Web page and app entries:
______

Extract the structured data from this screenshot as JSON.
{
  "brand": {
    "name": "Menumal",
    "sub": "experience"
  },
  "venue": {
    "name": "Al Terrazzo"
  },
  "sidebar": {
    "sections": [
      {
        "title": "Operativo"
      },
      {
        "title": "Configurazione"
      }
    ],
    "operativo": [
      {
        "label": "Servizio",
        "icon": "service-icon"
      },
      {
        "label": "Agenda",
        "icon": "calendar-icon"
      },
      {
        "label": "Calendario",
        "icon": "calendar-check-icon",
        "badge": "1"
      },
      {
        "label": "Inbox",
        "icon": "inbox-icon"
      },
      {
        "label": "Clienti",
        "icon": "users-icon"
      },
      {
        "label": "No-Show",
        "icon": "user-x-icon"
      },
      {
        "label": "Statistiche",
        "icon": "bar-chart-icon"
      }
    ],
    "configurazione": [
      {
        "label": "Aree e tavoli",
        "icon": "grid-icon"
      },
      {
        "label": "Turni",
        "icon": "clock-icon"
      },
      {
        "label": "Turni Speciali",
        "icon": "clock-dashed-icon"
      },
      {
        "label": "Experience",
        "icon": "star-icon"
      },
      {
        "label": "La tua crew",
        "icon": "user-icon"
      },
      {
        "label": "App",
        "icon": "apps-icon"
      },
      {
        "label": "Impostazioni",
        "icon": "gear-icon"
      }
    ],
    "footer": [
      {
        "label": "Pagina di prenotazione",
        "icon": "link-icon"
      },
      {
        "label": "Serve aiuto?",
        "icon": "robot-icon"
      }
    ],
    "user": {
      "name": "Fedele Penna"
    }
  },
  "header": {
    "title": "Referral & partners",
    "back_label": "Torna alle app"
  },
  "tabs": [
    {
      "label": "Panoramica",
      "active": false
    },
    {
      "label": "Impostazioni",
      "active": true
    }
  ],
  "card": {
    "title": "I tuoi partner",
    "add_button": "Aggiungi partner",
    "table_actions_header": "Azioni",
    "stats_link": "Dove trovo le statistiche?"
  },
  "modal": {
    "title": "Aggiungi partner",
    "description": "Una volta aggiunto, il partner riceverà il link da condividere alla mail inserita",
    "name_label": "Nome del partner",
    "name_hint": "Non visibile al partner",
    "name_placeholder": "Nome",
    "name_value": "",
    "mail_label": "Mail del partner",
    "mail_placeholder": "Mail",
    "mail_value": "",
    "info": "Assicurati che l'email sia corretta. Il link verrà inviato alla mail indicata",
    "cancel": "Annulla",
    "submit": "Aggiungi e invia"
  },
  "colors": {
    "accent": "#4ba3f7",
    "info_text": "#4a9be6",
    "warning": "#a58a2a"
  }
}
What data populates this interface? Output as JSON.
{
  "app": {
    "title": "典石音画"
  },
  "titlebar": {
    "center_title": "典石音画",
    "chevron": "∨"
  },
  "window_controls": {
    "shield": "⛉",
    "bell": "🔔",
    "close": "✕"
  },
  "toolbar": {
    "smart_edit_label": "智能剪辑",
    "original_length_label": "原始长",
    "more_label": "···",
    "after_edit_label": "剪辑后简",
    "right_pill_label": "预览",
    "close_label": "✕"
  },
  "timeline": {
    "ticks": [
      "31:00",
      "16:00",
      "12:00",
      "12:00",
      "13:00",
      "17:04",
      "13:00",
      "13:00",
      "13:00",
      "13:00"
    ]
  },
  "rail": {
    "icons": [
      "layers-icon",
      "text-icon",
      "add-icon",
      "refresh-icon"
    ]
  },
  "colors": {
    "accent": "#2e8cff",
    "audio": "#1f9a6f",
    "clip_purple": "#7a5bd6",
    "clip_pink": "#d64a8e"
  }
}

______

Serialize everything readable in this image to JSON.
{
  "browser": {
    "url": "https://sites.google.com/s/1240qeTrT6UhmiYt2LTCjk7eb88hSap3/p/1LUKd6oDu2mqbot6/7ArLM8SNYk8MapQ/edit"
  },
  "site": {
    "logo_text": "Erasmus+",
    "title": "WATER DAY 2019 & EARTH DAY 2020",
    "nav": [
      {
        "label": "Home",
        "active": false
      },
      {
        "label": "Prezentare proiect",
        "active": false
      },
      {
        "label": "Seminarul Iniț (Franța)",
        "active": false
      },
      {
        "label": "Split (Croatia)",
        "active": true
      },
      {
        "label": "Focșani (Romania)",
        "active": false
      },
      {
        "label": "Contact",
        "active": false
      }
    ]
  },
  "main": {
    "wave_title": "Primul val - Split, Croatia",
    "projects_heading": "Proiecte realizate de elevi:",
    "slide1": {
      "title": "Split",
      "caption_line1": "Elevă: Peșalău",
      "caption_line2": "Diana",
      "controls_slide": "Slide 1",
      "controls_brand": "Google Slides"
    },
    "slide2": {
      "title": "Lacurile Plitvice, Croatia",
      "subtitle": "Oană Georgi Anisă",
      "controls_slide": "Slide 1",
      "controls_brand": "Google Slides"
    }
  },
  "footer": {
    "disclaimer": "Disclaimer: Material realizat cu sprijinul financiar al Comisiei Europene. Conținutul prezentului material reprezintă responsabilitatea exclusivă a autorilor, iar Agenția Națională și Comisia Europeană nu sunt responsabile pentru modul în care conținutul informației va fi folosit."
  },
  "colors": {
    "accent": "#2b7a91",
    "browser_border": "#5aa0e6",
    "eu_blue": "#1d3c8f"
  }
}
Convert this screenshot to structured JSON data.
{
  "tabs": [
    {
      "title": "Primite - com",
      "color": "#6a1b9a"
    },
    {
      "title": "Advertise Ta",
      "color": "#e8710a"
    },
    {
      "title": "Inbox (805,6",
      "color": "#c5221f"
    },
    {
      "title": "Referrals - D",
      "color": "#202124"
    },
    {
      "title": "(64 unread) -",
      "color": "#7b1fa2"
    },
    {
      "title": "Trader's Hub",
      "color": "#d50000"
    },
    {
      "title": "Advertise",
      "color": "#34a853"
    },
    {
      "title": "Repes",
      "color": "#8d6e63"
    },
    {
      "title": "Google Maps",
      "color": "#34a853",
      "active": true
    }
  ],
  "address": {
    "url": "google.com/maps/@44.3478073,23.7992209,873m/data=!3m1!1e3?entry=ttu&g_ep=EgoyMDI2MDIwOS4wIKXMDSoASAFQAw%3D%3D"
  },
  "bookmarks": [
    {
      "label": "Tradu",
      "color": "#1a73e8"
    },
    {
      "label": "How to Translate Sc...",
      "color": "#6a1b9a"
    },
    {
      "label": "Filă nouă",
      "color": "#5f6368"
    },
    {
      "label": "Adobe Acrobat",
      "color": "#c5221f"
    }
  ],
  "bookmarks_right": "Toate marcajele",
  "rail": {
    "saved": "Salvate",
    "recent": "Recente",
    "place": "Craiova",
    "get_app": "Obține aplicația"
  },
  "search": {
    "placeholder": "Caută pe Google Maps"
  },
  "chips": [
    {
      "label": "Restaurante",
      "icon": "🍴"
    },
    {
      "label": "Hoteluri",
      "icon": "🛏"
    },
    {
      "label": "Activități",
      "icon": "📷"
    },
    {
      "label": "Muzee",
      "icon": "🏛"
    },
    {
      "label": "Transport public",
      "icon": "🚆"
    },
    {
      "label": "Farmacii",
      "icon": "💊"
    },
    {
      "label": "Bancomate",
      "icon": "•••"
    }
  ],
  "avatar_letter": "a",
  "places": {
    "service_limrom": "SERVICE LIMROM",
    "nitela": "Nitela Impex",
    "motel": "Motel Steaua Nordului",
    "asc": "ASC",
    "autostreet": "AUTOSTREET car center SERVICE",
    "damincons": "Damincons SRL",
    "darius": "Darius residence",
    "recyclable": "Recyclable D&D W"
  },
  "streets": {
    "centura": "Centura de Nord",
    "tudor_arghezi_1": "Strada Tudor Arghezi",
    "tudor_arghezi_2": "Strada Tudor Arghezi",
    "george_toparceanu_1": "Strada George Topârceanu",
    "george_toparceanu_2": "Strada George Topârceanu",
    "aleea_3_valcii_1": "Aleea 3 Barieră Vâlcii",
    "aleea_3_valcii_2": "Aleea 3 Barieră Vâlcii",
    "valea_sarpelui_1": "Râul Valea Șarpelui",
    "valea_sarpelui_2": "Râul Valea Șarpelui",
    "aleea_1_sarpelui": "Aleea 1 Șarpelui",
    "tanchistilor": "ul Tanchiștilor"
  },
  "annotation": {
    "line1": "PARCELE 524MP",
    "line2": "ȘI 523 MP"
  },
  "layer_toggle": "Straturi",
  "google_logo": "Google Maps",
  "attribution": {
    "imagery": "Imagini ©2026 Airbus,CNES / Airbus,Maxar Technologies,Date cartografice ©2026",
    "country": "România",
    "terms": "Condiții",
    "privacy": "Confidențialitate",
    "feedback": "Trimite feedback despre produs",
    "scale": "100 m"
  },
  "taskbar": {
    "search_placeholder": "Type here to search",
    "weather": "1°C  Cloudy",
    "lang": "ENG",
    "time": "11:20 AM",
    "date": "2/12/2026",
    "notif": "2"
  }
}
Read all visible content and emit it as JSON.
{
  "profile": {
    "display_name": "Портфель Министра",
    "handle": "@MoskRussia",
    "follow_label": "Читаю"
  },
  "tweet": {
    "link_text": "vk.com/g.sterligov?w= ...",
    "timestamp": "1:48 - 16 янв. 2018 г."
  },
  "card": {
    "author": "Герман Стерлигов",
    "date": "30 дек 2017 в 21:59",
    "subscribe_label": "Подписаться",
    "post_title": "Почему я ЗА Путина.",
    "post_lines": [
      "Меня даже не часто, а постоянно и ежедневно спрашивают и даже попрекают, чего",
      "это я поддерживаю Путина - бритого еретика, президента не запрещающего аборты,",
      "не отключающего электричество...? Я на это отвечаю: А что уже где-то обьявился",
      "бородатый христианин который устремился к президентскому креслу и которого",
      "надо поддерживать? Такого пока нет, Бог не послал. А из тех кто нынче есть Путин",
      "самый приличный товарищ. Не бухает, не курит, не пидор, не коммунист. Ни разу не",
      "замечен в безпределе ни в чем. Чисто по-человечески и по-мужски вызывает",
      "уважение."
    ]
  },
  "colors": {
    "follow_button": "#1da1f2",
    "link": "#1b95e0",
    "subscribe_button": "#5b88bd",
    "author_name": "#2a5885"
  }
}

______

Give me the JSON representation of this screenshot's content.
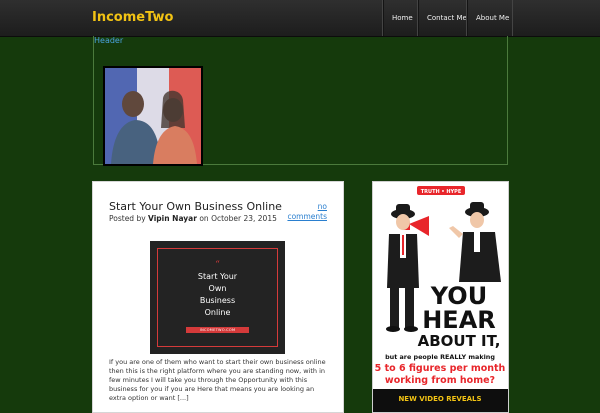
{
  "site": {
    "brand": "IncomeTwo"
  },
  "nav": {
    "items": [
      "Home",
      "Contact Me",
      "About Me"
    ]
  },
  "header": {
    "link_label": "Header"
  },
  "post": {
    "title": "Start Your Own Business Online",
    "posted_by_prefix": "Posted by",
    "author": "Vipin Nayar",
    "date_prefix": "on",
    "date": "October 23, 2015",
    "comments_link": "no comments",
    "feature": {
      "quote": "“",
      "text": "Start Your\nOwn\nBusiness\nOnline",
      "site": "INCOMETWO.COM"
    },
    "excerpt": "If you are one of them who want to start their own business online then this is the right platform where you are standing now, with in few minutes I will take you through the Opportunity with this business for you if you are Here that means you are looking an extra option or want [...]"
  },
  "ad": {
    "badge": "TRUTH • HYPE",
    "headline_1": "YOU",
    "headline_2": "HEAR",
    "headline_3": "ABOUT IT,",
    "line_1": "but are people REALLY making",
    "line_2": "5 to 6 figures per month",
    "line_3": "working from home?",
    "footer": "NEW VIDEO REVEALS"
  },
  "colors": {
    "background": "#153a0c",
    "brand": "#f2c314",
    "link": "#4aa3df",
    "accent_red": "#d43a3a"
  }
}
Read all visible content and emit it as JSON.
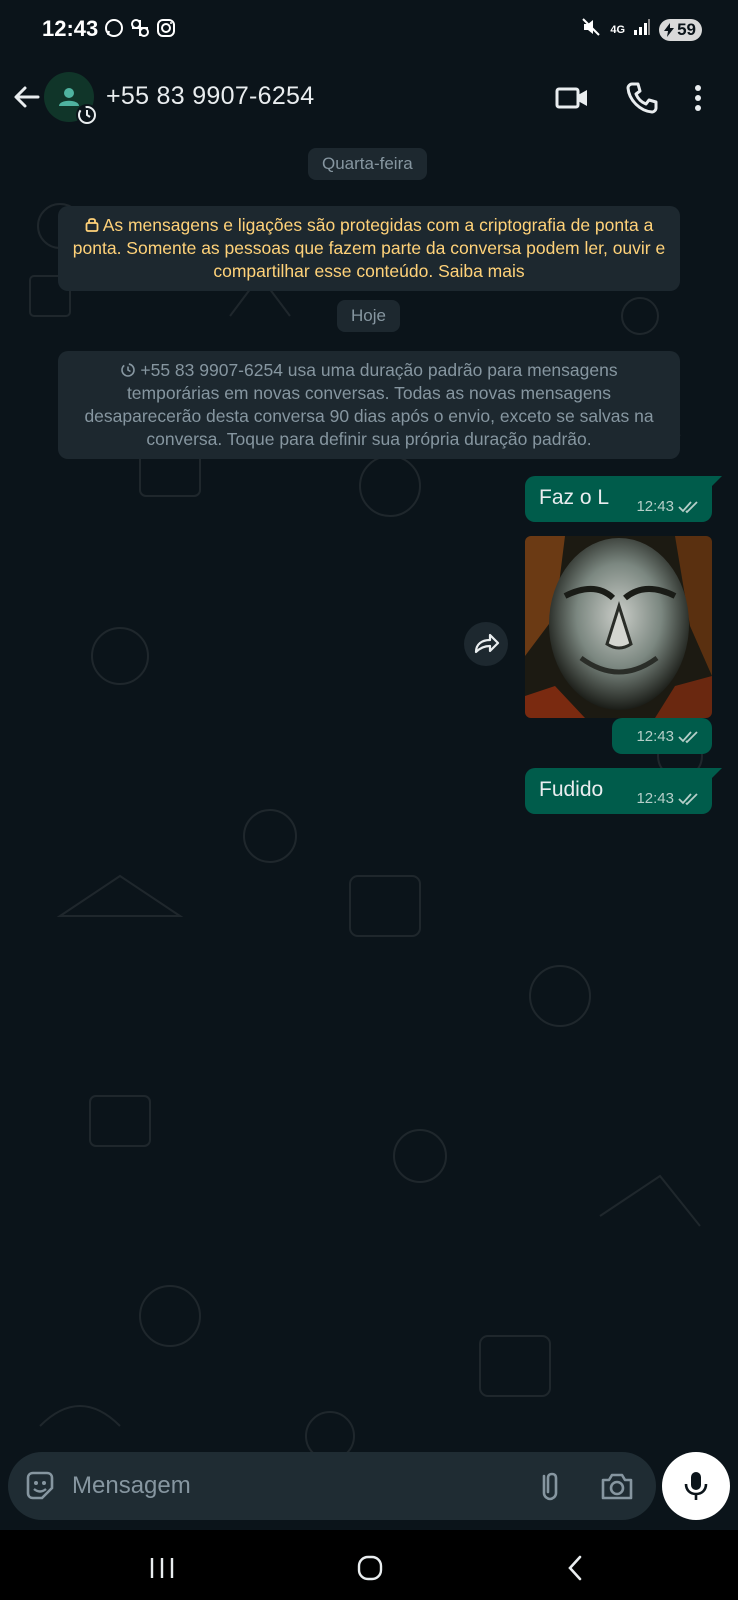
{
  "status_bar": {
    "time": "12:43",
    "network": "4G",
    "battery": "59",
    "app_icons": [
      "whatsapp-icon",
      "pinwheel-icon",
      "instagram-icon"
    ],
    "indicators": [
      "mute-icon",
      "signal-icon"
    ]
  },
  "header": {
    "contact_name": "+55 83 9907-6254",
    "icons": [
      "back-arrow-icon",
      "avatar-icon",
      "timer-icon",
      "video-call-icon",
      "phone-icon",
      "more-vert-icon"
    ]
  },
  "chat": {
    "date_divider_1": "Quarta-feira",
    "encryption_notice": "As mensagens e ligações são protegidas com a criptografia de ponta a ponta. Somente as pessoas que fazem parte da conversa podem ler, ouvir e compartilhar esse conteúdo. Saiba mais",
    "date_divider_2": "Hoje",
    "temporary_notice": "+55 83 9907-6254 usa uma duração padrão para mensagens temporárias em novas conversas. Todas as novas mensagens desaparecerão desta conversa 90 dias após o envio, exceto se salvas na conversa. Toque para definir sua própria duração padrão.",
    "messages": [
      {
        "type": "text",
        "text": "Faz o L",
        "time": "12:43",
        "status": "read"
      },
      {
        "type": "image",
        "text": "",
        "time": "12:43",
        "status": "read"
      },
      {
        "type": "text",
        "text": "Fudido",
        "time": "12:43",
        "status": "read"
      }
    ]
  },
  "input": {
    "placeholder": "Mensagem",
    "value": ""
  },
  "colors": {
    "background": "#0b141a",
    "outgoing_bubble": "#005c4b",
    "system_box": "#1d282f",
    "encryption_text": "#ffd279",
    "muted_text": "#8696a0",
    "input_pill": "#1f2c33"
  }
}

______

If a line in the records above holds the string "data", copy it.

> **TASK ANSWER**:
Extract the structured data from this screenshot as JSON.
What data populates this interface? Output as JSON.
Convert this screenshot to structured JSON data.
    "url": "google.com/maps/@44.3478073,23.7992209,873m/data=!3m1!1e3?entry=ttu&g_ep=EgoyMDI2MDIwOS4wIKXMDSoASAFQAw%3D%3D"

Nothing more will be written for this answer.